Exercise details => Among the entries below, count the lines that contain the word "销售后台". Write down only the total.
*** Input material Section Begins ***
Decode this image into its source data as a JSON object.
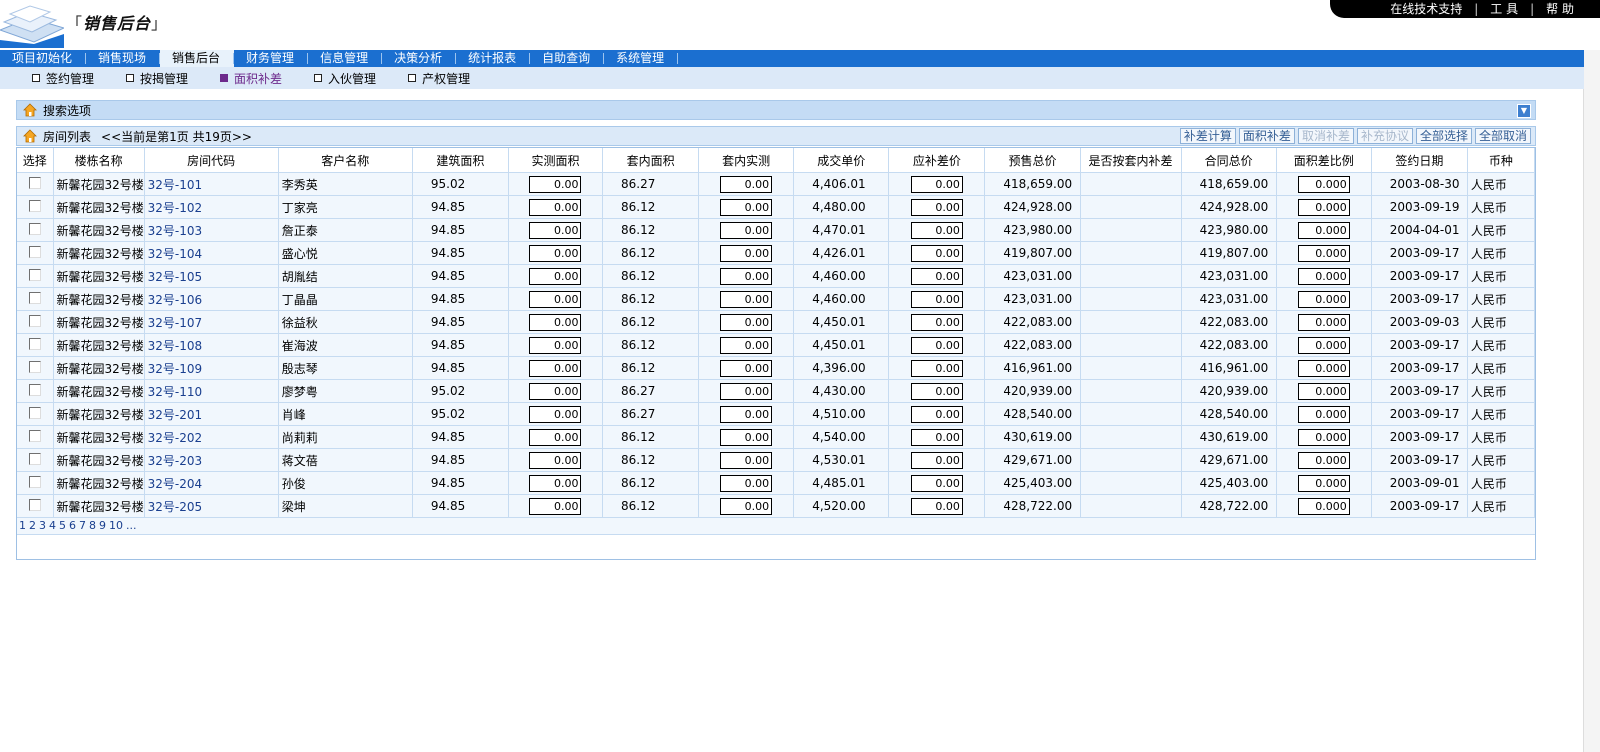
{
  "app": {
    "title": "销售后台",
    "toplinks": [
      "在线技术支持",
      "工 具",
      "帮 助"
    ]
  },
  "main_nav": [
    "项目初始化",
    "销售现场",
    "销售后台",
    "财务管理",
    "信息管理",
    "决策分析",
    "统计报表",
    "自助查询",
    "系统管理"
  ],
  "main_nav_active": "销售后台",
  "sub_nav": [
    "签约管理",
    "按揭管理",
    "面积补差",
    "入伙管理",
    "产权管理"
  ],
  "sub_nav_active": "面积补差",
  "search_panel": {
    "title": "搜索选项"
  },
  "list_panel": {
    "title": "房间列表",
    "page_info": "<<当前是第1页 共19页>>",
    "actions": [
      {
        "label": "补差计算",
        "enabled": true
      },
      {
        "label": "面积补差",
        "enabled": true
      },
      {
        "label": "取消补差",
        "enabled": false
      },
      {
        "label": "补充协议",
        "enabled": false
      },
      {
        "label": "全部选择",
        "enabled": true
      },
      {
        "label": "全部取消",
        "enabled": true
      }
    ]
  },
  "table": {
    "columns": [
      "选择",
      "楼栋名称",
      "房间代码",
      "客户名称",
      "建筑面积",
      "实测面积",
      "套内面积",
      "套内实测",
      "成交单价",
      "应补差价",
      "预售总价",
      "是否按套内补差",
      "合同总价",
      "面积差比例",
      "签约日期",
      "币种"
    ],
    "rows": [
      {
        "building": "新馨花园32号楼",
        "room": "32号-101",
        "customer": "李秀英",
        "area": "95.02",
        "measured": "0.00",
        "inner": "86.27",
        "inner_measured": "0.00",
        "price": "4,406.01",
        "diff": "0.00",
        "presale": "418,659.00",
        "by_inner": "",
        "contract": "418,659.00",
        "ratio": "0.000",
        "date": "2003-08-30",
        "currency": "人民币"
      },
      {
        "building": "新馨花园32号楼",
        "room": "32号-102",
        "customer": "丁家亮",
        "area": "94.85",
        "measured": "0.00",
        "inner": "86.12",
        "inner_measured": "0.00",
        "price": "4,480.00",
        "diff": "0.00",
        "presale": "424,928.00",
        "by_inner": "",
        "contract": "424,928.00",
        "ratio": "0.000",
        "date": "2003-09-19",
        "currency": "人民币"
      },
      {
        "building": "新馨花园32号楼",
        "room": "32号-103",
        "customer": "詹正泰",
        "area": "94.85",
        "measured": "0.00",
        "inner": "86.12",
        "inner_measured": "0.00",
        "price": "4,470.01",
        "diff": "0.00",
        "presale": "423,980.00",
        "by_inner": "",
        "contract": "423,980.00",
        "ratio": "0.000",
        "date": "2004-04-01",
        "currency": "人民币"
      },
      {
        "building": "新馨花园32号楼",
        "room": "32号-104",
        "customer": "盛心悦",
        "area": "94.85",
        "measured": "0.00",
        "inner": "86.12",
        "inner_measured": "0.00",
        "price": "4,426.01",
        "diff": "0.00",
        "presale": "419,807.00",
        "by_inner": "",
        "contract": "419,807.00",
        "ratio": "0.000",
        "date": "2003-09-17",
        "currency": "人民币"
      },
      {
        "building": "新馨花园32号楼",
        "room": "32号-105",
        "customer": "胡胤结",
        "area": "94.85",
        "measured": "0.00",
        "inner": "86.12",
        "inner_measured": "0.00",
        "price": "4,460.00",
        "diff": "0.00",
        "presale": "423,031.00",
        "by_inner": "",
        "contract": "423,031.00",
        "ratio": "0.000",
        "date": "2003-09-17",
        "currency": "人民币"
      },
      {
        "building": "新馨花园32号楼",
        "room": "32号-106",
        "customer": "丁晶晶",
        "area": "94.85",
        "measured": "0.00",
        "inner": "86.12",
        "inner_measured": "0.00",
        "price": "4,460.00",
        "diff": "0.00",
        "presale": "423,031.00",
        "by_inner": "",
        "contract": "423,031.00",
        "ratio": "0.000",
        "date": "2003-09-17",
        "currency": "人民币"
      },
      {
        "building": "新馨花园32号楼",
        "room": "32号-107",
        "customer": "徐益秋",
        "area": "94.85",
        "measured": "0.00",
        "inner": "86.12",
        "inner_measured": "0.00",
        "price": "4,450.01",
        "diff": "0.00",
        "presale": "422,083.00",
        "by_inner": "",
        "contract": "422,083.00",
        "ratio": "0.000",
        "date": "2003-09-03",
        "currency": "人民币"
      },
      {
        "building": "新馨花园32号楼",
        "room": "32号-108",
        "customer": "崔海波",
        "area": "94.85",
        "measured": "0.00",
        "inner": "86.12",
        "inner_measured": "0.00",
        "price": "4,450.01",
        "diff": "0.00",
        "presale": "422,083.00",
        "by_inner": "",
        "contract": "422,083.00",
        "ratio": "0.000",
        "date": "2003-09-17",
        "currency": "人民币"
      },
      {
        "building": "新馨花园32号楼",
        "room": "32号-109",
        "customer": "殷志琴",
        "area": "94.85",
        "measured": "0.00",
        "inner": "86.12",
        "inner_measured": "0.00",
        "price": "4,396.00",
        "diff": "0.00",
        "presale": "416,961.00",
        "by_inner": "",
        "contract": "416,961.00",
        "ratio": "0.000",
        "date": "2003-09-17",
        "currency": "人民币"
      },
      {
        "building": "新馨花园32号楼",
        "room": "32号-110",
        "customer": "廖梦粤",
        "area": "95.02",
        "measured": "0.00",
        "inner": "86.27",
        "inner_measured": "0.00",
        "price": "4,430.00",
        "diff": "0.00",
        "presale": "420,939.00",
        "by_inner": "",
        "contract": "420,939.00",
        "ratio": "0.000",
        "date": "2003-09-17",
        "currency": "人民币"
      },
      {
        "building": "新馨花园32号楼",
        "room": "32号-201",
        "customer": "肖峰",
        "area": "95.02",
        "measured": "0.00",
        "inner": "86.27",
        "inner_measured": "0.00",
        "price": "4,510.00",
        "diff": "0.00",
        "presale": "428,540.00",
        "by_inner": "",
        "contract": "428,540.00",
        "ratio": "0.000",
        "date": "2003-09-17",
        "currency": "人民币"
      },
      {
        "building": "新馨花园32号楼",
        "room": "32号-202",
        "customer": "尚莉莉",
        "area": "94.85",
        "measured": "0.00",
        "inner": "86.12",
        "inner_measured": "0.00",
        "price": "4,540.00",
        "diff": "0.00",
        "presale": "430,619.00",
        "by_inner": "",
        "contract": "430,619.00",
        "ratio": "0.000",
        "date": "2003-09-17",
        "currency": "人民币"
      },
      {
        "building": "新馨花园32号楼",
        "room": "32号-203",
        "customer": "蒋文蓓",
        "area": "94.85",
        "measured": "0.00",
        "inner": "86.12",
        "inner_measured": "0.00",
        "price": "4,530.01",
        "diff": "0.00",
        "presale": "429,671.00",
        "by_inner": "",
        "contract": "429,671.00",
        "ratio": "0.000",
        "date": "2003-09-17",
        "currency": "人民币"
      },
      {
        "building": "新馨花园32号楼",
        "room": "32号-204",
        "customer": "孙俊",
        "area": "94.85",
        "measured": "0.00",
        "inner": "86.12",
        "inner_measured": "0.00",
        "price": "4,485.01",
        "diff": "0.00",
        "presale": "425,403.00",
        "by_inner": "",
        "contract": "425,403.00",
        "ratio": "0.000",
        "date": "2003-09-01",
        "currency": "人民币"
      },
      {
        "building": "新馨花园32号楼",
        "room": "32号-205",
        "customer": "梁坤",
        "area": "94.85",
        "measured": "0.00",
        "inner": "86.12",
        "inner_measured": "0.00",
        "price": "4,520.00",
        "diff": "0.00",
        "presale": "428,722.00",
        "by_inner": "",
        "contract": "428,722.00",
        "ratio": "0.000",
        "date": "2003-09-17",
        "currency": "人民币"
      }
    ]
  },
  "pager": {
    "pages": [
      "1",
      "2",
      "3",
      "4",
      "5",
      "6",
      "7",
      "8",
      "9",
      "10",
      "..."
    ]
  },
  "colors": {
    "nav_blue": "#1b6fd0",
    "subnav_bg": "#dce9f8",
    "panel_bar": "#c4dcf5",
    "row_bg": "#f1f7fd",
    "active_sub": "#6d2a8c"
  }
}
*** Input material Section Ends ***
Solution for this task => 3